Excerpts from an interface dataset
################

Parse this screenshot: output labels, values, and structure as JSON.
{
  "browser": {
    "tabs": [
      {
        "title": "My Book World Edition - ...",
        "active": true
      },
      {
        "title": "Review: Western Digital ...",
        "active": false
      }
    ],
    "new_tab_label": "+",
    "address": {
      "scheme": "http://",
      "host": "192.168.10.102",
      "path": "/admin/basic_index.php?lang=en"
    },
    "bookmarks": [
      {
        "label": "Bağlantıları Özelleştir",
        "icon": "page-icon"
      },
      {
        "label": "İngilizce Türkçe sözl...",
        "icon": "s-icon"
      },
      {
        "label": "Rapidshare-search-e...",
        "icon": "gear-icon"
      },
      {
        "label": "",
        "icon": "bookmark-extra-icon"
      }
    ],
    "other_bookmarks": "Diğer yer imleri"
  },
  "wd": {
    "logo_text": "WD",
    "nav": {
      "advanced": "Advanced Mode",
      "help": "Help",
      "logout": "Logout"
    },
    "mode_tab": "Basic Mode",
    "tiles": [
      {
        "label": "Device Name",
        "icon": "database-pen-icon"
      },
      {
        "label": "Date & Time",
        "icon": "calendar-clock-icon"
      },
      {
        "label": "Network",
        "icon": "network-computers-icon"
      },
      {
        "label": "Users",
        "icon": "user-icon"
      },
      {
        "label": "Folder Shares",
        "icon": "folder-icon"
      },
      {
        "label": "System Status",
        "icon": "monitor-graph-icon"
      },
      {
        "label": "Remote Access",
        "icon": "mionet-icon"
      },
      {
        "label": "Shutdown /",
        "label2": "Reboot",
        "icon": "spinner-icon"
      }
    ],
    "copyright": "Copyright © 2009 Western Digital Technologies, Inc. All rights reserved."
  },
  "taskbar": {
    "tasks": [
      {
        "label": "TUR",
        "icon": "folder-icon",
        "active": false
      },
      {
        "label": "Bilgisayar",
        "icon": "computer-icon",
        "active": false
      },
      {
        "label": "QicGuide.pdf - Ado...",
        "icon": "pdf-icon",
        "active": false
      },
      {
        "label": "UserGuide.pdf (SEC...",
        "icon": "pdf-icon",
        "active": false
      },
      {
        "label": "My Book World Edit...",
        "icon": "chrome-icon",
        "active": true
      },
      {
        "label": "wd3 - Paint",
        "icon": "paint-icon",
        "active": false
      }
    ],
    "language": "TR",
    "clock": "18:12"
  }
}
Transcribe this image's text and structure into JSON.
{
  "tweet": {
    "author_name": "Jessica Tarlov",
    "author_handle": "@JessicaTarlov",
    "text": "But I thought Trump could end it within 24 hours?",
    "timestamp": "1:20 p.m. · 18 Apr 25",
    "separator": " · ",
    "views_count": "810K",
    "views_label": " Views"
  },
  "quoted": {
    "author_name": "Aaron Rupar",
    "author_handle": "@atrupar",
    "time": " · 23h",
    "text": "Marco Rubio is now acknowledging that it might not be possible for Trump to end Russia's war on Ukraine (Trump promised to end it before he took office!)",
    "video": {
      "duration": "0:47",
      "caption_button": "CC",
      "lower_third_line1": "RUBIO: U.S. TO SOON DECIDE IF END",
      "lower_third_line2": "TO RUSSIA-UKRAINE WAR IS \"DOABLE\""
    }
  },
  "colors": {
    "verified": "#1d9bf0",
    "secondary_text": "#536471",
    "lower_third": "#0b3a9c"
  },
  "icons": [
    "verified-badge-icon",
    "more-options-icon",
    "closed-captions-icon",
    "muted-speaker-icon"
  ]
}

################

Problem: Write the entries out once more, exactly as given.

Task answer:
Parse this screenshot: output labels, values, and structure as JSON.
{
  "browser": {
    "tabs": [
      {
        "title": "My Book World Edition - ...",
        "active": true
      },
      {
        "title": "Review: Western Digital ...",
        "active": false
      }
    ],
    "new_tab_label": "+",
    "address": {
      "scheme": "http://",
      "host": "192.168.10.102",
      "path": "/admin/basic_index.php?lang=en"
    },
    "bookmarks": [
      {
        "label": "Bağlantıları Özelleştir",
        "icon": "page-icon"
      },
      {
        "label": "İngilizce Türkçe sözl...",
        "icon": "s-icon"
      },
      {
        "label": "Rapidshare-search-e...",
        "icon": "gear-icon"
      },
      {
        "label": "",
        "icon": "bookmark-extra-icon"
      }
    ],
    "other_bookmarks": "Diğer yer imleri"
  },
  "wd": {
    "logo_text": "WD",
    "nav": {
      "advanced": "Advanced Mode",
      "help": "Help",
      "logout": "Logout"
    },
    "mode_tab": "Basic Mode",
    "tiles": [
      {
        "label": "Device Name",
        "icon": "database-pen-icon"
      },
      {
        "label": "Date & Time",
        "icon": "calendar-clock-icon"
      },
      {
        "label": "Network",
        "icon": "network-computers-icon"
      },
      {
        "label": "Users",
        "icon": "user-icon"
      },
      {
        "label": "Folder Shares",
        "icon": "folder-icon"
      },
      {
        "label": "System Status",
        "icon": "monitor-graph-icon"
      },
      {
        "label": "Remote Access",
        "icon": "mionet-icon"
      },
      {
        "label": "Shutdown /",
        "label2": "Reboot",
        "icon": "spinner-icon"
      }
    ],
    "copyright": "Copyright © 2009 Western Digital Technologies, Inc. All rights reserved."
  },
  "taskbar": {
    "tasks": [
      {
        "label": "TUR",
        "icon": "folder-icon",
        "active": false
      },
      {
        "label": "Bilgisayar",
        "icon": "computer-icon",
        "active": false
      },
      {
        "label": "QicGuide.pdf - Ado...",
        "icon": "pdf-icon",
        "active": false
      },
      {
        "label": "UserGuide.pdf (SEC...",
        "icon": "pdf-icon",
        "active": false
      },
      {
        "label": "My Book World Edit...",
        "icon": "chrome-icon",
        "active": true
      },
      {
        "label": "wd3 - Paint",
        "icon": "paint-icon",
        "active": false
      }
    ],
    "language": "TR",
    "clock": "18:12"
  }
}
Transcribe this image's text and structure into JSON.
{
  "tweet": {
    "author_name": "Jessica Tarlov",
    "author_handle": "@JessicaTarlov",
    "text": "But I thought Trump could end it within 24 hours?",
    "timestamp": "1:20 p.m. · 18 Apr 25",
    "separator": " · ",
    "views_count": "810K",
    "views_label": " Views"
  },
  "quoted": {
    "author_name": "Aaron Rupar",
    "author_handle": "@atrupar",
    "time": " · 23h",
    "text": "Marco Rubio is now acknowledging that it might not be possible for Trump to end Russia's war on Ukraine (Trump promised to end it before he took office!)",
    "video": {
      "duration": "0:47",
      "caption_button": "CC",
      "lower_third_line1": "RUBIO: U.S. TO SOON DECIDE IF END",
      "lower_third_line2": "TO RUSSIA-UKRAINE WAR IS \"DOABLE\""
    }
  },
  "colors": {
    "verified": "#1d9bf0",
    "secondary_text": "#536471",
    "lower_third": "#0b3a9c"
  },
  "icons": [
    "verified-badge-icon",
    "more-options-icon",
    "closed-captions-icon",
    "muted-speaker-icon"
  ]
}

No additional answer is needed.